A laptop running Windows 11, representing an article about how to use task scheduler on windows
(Image credit: sdx15 / Shutterstock)

Once you know how to create an automated task using Task Scheduler on Windows, you'll never look back.

If you're running Windows 11 or are still on Windows 10 (or even earlier) you may not have been aware about a handy tool that's been hiding in plain sight the whole time. 

Windows Task Scheduler lets you open an app or run a script under predefined circumstances. For example, you may want Netflix to fire up at lunchtime so you know it's time to take a break with one of the best Netflix shows.

Whatever the reason, here's how to create an automated task using Windows Task Scheduler.

Note: The screenshots in this guide are from Windows 11, but the steps are the same for Windows 10.

In addition to our helpful tutorials, we also have a range of expertly crafted buying guides to help you make the right purchase. If you're in the market for some new tech, make sure you check out our guides to the best Windows laptops, best computers and best tablets first.

How to create an automated task using Task Scheduler on Windows

1. Open the Start menu and type "task scheduler". Click on the Task Scheduler app icon when it appears.

(Image credit: Future)

2. Since every automated task in Windows is listed in the Task Scheduler, such as your PC automatically checking for app updates, it's a good idea to create a separate folder for personal tasks. To do this, click Task Scheduler Library on the left, then right-click on it before clicking New Folder

(Image credit: Future)

3. Enter a name for your task folder, then click OK when you're done.

(Image credit: Future)

4. Click the arrow next to Task Scheduler Library to expand the list, and you'll see your personal folder listed on the end. Click your personal folder then right-click it and click Create Basic Task.

(Image credit: Future)

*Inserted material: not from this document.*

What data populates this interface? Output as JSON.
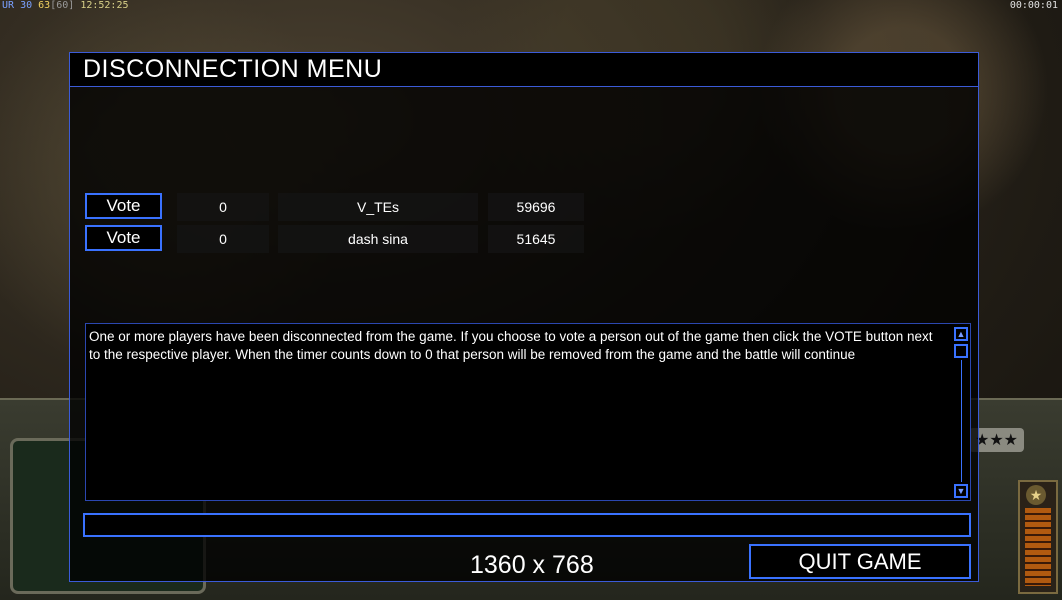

5. You should now be in the Create Basic Task Wizard. To start, give your task a name in the first field. In the next field, add a description of the task if you wish, though this is optional. Click Next when you're done.

(Image credit: Future)

6. You now need to select what will trigger your task by choosing one of the options on this screen. Once selected, click next.

(Image credit: Future)

7. Now it's time to choose the desired action that will be performed upon the trigger. To get Windows to launch a program/app, select Start a program and click Next. You can also use this action to launch scripts, if you're familiar with how to use them.

Note: There are also options to send an email or display an on-screen message but these are deprecated, meaning they're no longer supported and may not work. As such, it's recommended to skip these.

(Image credit: Future)

8. On the next page, click Browse and locate the app or script you want to open, then double-click it. Once the app or script's path is shown in the Program/script field, click Next to continue.

(Image credit: Future)

9. Finally, click Finish to complete the process. 

(Image credit: Future)

10. You should now also see the task appear in the personal folder you created earlier. Right-click the task's name and click either Properties or Delete to edit or delete the task, respectively.

(Image credit: Future)

And, that's all there is to it. Now you know how to create an automated task using Windows Task Scheduler, you might also find our guides on how to password protect folders on Windows, how to type emoji on Windows, how to open HEIC files on Windows, how to upgrade to Windows 11 from Windows 10, how to fix a second monitor not detected on Windows, or how to set separate wallpapers on dual monitors in Windows 11 useful.

Dale Fox
Freelance Journalist

Dale Fox is a freelance journalist based in the UK. He's been a tech nerd ever since childhood, when he used the money from his first job as a paperboy to buy a subscription to GamesMaster magazine. Dale was previously a presenter and editor in China, where he also worked as a copywriter for OnePlus at its Shenzhen HQ.